to and fro
See also: to-and-fro
to-and-fro (all parts of speech except adverb)
- (dated) back and forth; with an alternating motion.
1886, John Burroughs, Winter Sunshine, page 13:
- He bends his knees more than the white man, and oscillates more to and fro, or from side to side.
1979, National Academy of Sciences (U.S.), IEEE Electrical Insulation Society, tAnnual report - Conference on Electrical Insulation and Dielectric Phenomena, page 396:
- Even charges hopping on a larger array of localized sites than the two sites in (ii) execute normally many more to-and-fro oscillating motions than ...
back and forth
- To go back and forth; to alternate.
- (dated) Pertaining to something or someone moving forward and back to the same position.
1847, Peter Mere Latham, Lectures on subjects connected with clinical medicine, comprising diseases, page 90:
- The next day he had more power of moving his limbs, and the to and fro sound was thought to be a little less distinct.
pertaining to something in to and fro motion
- (dated) The movement (of someone or something) forward followed by a return to the same position. May refer to a concept such as an emotional state or a relationship as well as a physical thing.
1849, Ralph Erskine, Gospel sonnets; or, Spiritual songs, page 233:

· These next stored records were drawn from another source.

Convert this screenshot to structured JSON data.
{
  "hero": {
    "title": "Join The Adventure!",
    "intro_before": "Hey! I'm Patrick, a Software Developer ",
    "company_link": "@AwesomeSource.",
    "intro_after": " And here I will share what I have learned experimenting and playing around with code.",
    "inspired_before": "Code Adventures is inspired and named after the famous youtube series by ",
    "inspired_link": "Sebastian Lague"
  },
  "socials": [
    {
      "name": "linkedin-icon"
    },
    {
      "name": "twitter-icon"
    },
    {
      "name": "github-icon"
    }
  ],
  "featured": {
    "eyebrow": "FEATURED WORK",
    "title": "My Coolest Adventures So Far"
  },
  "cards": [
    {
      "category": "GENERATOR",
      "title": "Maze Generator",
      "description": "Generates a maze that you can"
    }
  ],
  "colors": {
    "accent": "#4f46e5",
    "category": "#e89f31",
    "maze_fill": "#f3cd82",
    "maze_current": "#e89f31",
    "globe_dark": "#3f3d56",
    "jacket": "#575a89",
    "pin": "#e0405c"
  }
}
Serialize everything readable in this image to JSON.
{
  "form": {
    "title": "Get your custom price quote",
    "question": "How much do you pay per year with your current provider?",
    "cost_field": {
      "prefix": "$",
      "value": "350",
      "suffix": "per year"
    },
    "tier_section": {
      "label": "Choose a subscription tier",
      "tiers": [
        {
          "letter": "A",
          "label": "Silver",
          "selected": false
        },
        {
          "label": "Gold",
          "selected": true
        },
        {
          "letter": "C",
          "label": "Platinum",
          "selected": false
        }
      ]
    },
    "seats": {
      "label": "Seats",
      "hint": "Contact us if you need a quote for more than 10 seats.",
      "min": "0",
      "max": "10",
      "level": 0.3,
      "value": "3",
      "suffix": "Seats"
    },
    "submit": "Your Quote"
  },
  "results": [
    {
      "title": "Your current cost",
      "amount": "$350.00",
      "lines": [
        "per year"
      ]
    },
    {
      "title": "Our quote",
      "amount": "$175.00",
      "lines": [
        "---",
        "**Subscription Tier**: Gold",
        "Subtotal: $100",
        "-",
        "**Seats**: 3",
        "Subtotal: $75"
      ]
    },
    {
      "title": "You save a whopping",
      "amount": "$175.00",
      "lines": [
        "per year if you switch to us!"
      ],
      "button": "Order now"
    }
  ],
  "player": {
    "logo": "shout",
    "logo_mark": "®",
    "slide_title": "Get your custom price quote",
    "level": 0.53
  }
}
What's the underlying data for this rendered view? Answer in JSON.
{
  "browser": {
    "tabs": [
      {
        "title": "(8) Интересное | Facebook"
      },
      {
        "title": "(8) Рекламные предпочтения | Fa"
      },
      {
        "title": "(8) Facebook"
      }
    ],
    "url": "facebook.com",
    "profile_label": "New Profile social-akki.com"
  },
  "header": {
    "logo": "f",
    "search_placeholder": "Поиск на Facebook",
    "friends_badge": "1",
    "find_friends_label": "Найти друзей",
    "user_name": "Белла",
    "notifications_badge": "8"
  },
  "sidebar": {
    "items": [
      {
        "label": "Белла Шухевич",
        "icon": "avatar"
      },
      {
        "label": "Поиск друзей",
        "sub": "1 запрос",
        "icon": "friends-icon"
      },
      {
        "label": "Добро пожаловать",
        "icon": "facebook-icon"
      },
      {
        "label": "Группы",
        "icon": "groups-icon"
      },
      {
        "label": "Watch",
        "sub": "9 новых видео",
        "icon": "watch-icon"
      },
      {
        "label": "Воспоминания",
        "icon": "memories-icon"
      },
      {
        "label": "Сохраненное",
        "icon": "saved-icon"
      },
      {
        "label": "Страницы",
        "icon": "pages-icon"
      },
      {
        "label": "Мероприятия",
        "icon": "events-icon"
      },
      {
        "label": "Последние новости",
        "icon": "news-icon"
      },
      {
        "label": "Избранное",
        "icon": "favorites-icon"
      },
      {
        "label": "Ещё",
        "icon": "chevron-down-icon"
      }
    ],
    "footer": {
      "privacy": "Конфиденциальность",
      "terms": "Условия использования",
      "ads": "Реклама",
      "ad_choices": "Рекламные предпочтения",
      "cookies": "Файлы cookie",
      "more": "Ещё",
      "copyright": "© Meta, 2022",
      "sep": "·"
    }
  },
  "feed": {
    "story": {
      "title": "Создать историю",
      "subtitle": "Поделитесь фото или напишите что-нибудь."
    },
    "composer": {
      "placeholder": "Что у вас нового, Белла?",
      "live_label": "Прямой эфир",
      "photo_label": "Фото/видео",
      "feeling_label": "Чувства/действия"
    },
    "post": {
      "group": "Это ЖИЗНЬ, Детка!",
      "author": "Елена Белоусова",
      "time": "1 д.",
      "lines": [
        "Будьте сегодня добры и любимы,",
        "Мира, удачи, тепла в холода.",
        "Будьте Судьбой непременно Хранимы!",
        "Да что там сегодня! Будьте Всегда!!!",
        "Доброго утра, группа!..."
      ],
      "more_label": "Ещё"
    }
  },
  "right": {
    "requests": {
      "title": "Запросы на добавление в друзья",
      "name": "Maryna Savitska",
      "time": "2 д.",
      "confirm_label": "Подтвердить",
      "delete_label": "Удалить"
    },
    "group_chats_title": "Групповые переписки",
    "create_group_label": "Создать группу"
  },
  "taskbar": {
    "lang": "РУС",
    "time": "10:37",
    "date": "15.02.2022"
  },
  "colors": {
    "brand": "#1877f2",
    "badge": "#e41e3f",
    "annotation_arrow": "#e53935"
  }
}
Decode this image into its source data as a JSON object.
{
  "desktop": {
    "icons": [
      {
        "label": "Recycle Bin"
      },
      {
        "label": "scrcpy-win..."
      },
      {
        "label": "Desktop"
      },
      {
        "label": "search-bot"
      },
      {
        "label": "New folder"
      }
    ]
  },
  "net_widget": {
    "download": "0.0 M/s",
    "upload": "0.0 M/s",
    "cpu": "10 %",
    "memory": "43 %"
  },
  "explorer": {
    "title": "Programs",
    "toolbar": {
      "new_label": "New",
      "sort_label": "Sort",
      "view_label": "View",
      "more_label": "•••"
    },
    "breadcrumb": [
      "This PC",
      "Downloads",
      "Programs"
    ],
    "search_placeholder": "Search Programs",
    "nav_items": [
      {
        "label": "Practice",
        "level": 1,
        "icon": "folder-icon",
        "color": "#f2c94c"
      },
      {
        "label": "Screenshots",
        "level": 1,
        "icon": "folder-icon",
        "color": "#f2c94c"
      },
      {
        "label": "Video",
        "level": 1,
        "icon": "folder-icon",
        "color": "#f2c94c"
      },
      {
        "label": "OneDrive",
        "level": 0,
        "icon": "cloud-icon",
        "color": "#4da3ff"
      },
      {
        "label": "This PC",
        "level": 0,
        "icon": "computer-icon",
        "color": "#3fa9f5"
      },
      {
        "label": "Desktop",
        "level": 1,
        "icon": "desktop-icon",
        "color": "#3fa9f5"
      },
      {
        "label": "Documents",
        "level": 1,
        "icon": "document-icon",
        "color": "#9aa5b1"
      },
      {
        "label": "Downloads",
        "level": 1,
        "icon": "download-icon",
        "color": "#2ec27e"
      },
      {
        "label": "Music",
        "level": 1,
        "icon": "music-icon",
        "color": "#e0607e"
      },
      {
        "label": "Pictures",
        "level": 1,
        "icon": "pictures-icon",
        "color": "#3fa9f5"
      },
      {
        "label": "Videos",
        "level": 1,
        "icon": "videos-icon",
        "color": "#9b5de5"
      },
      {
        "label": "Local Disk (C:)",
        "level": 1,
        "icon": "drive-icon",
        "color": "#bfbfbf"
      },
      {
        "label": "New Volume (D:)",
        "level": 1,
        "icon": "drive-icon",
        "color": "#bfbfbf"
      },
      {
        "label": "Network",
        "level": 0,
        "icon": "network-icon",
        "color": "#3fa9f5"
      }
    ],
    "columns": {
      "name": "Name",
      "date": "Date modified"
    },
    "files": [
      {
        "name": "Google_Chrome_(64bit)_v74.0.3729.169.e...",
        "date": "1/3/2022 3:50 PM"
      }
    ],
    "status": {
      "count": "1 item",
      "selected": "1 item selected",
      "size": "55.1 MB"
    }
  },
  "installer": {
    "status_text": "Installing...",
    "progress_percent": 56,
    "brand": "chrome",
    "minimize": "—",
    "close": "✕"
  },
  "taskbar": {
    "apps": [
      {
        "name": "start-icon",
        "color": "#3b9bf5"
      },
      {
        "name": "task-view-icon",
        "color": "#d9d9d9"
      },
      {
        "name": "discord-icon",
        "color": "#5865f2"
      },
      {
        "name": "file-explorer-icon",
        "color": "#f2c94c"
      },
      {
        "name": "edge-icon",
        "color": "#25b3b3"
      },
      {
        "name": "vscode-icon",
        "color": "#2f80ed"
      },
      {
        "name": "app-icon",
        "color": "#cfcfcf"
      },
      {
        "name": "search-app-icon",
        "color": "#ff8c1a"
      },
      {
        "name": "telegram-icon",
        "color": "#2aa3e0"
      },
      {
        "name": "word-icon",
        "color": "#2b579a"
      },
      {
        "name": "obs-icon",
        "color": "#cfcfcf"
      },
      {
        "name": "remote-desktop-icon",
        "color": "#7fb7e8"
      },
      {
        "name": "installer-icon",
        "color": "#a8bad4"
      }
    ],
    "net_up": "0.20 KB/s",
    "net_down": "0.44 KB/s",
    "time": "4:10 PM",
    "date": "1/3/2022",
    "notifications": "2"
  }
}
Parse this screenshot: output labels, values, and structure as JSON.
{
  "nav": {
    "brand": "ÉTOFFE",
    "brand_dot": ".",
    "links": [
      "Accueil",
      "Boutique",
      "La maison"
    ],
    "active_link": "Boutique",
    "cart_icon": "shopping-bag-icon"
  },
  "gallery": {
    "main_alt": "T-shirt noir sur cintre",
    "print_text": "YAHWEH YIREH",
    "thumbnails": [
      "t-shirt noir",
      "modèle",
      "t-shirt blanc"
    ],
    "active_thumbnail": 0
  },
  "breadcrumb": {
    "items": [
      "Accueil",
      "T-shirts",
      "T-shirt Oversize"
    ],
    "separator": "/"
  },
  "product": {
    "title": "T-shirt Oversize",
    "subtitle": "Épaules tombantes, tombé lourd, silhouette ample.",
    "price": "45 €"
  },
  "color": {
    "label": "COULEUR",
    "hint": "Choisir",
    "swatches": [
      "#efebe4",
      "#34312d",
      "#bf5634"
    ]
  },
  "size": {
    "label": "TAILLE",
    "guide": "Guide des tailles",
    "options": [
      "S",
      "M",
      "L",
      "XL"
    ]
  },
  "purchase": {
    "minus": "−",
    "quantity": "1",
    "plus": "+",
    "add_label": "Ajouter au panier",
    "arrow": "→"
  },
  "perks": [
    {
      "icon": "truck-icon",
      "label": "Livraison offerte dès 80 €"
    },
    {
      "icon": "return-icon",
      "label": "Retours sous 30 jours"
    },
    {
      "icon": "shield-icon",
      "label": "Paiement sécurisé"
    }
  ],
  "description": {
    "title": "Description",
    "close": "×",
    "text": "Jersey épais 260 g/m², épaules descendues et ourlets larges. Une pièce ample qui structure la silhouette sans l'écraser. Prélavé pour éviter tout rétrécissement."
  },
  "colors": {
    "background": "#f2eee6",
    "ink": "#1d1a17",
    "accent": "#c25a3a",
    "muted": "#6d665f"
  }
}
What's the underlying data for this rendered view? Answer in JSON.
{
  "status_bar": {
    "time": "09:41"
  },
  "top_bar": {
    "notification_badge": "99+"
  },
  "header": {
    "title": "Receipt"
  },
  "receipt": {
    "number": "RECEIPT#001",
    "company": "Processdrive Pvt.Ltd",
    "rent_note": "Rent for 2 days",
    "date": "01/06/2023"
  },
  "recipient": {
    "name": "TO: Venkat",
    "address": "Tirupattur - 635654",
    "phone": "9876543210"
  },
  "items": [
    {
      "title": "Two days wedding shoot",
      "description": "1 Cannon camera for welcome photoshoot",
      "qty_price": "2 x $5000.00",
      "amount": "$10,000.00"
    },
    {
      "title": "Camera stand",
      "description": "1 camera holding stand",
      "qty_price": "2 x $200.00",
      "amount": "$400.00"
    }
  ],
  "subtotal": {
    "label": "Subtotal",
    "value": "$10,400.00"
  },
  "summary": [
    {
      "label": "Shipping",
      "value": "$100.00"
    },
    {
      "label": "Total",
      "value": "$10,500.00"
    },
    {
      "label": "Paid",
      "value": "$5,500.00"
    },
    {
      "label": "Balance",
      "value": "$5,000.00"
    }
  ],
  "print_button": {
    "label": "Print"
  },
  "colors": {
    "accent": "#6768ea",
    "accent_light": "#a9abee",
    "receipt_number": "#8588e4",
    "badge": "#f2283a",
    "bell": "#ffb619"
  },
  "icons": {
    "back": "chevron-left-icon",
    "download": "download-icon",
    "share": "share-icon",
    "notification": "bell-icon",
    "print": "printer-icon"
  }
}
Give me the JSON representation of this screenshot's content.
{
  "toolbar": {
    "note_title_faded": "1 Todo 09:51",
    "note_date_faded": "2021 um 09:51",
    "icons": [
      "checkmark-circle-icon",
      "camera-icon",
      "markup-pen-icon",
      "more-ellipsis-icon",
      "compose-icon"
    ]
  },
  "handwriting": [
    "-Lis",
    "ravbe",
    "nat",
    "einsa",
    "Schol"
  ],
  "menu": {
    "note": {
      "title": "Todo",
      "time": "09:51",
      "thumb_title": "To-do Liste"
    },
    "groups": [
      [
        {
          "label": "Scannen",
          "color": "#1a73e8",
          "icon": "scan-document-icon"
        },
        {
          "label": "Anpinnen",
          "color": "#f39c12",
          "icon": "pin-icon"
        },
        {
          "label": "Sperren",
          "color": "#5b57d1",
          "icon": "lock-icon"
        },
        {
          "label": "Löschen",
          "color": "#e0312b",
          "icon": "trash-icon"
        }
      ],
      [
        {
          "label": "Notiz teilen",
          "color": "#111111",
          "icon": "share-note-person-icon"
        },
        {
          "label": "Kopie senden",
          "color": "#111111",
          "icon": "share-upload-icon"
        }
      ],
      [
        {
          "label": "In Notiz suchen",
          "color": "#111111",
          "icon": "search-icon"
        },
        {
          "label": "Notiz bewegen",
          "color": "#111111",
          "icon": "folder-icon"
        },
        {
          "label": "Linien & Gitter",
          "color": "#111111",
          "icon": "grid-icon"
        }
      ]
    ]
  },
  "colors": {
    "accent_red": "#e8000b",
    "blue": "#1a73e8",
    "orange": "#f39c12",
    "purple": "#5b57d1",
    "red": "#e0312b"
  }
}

- My life's a maze of seeming traps, A scene of mercies and mishaps; A heap of jarring to and fros, A field of joys, A field of woes.